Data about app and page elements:
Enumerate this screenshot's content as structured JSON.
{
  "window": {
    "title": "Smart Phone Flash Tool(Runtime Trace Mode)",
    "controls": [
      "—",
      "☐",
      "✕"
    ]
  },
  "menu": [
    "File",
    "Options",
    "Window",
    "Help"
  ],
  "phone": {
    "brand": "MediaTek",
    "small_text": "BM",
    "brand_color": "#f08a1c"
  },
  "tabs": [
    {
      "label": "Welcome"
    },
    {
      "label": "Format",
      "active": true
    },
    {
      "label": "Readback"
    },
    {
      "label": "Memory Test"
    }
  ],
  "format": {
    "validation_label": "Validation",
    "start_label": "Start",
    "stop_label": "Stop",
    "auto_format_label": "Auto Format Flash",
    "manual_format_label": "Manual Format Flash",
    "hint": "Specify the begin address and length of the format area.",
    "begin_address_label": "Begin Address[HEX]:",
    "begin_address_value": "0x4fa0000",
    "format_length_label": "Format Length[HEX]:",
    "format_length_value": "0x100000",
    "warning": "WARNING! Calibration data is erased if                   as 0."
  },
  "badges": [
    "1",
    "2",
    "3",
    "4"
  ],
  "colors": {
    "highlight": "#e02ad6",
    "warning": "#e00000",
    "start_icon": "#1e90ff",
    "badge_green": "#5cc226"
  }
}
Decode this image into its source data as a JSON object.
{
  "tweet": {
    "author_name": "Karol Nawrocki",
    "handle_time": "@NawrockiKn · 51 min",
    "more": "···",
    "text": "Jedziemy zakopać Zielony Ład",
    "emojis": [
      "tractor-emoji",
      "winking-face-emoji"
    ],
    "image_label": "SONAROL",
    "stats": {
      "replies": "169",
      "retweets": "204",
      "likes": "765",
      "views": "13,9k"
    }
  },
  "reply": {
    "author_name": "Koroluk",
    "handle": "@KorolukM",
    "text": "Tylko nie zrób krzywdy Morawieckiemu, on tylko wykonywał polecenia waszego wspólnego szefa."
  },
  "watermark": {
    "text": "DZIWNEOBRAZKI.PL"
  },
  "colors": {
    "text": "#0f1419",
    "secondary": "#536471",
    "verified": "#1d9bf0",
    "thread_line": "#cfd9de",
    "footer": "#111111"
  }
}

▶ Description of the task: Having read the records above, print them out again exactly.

▶ Result of this task:
Enumerate this screenshot's content as structured JSON.
{
  "window": {
    "title": "Smart Phone Flash Tool(Runtime Trace Mode)",
    "controls": [
      "—",
      "☐",
      "✕"
    ]
  },
  "menu": [
    "File",
    "Options",
    "Window",
    "Help"
  ],
  "phone": {
    "brand": "MediaTek",
    "small_text": "BM",
    "brand_color": "#f08a1c"
  },
  "tabs": [
    {
      "label": "Welcome"
    },
    {
      "label": "Format",
      "active": true
    },
    {
      "label": "Readback"
    },
    {
      "label": "Memory Test"
    }
  ],
  "format": {
    "validation_label": "Validation",
    "start_label": "Start",
    "stop_label": "Stop",
    "auto_format_label": "Auto Format Flash",
    "manual_format_label": "Manual Format Flash",
    "hint": "Specify the begin address and length of the format area.",
    "begin_address_label": "Begin Address[HEX]:",
    "begin_address_value": "0x4fa0000",
    "format_length_label": "Format Length[HEX]:",
    "format_length_value": "0x100000",
    "warning": "WARNING! Calibration data is erased if                   as 0."
  },
  "badges": [
    "1",
    "2",
    "3",
    "4"
  ],
  "colors": {
    "highlight": "#e02ad6",
    "warning": "#e00000",
    "start_icon": "#1e90ff",
    "badge_green": "#5cc226"
  }
}
Decode this image into its source data as a JSON object.
{
  "tweet": {
    "author_name": "Karol Nawrocki",
    "handle_time": "@NawrockiKn · 51 min",
    "more": "···",
    "text": "Jedziemy zakopać Zielony Ład",
    "emojis": [
      "tractor-emoji",
      "winking-face-emoji"
    ],
    "image_label": "SONAROL",
    "stats": {
      "replies": "169",
      "retweets": "204",
      "likes": "765",
      "views": "13,9k"
    }
  },
  "reply": {
    "author_name": "Koroluk",
    "handle": "@KorolukM",
    "text": "Tylko nie zrób krzywdy Morawieckiemu, on tylko wykonywał polecenia waszego wspólnego szefa."
  },
  "watermark": {
    "text": "DZIWNEOBRAZKI.PL"
  },
  "colors": {
    "text": "#0f1419",
    "secondary": "#536471",
    "verified": "#1d9bf0",
    "thread_line": "#cfd9de",
    "footer": "#111111"
  }
}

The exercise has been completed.